Mangum: I fell in love with storms at the age of 10 or 11. While everyone else was enjoying some other things, I saw a documentary on tornadoes and I was hooked. I think what stands out to me about storm chasing, there’s a few things for me. First, I’m infatuated with weather and certainly with storms. There’s something awe-inspiring and something even marvelous and beautiful about seeing significant stormy weather. At the same time, it gives an opportunity for meteorologists and for the community around to have what’s called “ground truth.” So you might see something on radar, but you need someone who’s actually nearby to verify what is seen on radar. Third, I love people. It brings you in contact with people who have experienced difficult things with weather. So it allows me to actually meet new people, care for new people, show compassion throughout the process. So I think there’s a few different reasons why I love chasing storms and spotting storms for folks.

Ferrari: Has anyone ever come across you and say “this is something I’m actually interested in doing or maybe aspiring to do it” and what would be some advice you have for them?

Mangum: I think first of all, I ask if it’s a passion, something that you love. Because everyone sees some of these storms chasing videos and think that’s how it typically is. Those are rare days. So it’s typically loving weather is typically days that aren’t the most glamorous it seems. And then I just encourage them to start seeking out training. The National Weather Service offers so many different environments to be trained on, storms and weather of all sorts. So I encourage them that way and as they do that, I think their passion and their hobby will develop from there.

Ferrari: Summarize your experiences in 2016 when it came to storm chasing, what is maybe the one thing you took away from your big events this year?

Mangum: I think this was the least amount of days I was able to chase over the course of the last few years, but they were explosive days. And none of the days seemed to have a prediction that they were high risk or even a moderate risk kind of day. And so I think it’s the kind of situation, with storms, is keeping your awareness with your local [television] network, making sure you’re aware what’s going on hour upon the hour because it shifts so fast. And each of these days that I chased were significantly explosive.

Ferrari: We here at KXAN absolutely appreciate what you do and you’re able to keep in contact with us and also help to get the word out to people, like you said “ground truth,” you give a totally different perspective. So thank you again for joining and we look forward to what 2017 will bring!

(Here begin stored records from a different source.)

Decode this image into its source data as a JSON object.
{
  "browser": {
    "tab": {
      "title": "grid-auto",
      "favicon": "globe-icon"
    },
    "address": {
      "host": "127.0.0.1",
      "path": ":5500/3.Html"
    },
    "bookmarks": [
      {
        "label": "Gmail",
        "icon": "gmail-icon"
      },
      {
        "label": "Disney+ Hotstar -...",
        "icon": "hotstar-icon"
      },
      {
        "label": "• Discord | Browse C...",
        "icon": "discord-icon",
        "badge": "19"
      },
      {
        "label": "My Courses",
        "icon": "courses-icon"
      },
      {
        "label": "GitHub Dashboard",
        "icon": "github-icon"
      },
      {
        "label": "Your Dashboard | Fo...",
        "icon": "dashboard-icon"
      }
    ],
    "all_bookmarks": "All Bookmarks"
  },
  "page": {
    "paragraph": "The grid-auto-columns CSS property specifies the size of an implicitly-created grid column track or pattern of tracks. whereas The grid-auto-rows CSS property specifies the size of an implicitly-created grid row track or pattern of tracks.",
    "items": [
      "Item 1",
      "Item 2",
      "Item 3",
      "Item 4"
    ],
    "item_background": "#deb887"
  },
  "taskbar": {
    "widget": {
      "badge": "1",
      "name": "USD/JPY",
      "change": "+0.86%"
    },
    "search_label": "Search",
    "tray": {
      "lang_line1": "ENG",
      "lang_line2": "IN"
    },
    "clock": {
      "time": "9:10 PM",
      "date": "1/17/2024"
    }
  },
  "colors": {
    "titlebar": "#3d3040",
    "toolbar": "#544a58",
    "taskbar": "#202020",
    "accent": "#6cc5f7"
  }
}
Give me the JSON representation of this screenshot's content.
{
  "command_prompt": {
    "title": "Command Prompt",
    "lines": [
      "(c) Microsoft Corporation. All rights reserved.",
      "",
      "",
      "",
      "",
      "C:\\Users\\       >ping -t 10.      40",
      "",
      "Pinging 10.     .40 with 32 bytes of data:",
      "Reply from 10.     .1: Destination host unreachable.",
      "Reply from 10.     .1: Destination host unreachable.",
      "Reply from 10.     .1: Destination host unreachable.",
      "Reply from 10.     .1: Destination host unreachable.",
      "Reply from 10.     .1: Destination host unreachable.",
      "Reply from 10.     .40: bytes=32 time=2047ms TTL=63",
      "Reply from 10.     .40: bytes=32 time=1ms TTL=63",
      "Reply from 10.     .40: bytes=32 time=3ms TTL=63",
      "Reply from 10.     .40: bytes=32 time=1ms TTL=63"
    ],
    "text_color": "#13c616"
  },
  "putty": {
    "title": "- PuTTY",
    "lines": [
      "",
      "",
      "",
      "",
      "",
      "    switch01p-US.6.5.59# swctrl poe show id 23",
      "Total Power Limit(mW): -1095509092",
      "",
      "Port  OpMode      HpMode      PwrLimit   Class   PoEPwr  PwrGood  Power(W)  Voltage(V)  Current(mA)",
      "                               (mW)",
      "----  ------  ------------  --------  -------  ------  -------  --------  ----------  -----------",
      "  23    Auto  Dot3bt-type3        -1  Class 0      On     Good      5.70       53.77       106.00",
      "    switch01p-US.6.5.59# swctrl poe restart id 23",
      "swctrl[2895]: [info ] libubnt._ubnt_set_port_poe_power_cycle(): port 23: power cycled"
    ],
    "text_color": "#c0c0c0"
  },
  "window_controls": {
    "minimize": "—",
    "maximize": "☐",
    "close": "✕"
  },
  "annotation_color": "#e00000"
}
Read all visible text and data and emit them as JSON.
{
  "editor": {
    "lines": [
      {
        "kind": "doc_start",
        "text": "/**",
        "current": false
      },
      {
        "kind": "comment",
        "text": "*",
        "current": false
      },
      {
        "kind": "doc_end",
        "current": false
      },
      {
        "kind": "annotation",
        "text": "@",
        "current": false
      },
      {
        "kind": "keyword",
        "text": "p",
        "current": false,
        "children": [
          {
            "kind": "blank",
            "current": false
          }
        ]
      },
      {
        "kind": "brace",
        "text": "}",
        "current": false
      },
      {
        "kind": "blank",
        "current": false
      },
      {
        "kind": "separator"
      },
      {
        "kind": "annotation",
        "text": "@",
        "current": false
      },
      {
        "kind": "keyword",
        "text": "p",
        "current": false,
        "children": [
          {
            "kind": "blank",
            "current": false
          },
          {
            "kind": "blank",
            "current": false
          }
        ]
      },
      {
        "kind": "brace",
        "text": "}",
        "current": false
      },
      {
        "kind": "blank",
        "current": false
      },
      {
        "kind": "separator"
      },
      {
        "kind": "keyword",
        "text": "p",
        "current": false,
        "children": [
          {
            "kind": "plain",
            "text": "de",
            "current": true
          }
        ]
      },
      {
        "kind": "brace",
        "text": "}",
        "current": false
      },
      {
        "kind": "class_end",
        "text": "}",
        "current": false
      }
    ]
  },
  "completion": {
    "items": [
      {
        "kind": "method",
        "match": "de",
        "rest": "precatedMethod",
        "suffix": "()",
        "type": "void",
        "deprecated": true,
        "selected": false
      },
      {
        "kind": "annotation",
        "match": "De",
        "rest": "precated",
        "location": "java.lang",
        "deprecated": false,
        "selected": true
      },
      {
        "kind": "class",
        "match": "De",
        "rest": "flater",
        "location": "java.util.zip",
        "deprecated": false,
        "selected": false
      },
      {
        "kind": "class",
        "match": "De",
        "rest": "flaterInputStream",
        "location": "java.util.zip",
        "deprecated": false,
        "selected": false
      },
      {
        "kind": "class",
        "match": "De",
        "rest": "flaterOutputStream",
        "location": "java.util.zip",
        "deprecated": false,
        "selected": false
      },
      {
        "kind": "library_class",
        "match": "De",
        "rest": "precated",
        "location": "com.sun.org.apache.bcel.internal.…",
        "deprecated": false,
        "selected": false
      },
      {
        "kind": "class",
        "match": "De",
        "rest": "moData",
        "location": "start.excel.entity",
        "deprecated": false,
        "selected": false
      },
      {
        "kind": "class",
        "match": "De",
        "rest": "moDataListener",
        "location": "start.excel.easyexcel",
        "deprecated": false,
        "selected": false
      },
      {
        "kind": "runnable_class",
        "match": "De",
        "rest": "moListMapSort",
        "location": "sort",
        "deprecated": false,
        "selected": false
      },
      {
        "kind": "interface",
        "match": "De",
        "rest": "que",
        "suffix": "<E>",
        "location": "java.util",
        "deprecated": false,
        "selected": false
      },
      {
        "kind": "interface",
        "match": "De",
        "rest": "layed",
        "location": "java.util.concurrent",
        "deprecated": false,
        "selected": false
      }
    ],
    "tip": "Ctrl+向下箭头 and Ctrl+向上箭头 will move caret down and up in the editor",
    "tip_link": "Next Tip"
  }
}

You can always train to be a storm spotter through the National Weather Service’s SKYWARN Program.

If you’d like to view more jaw-dropping storm chases, the entire two hour video of never-before seen footage is available to you at Tornado Trackers.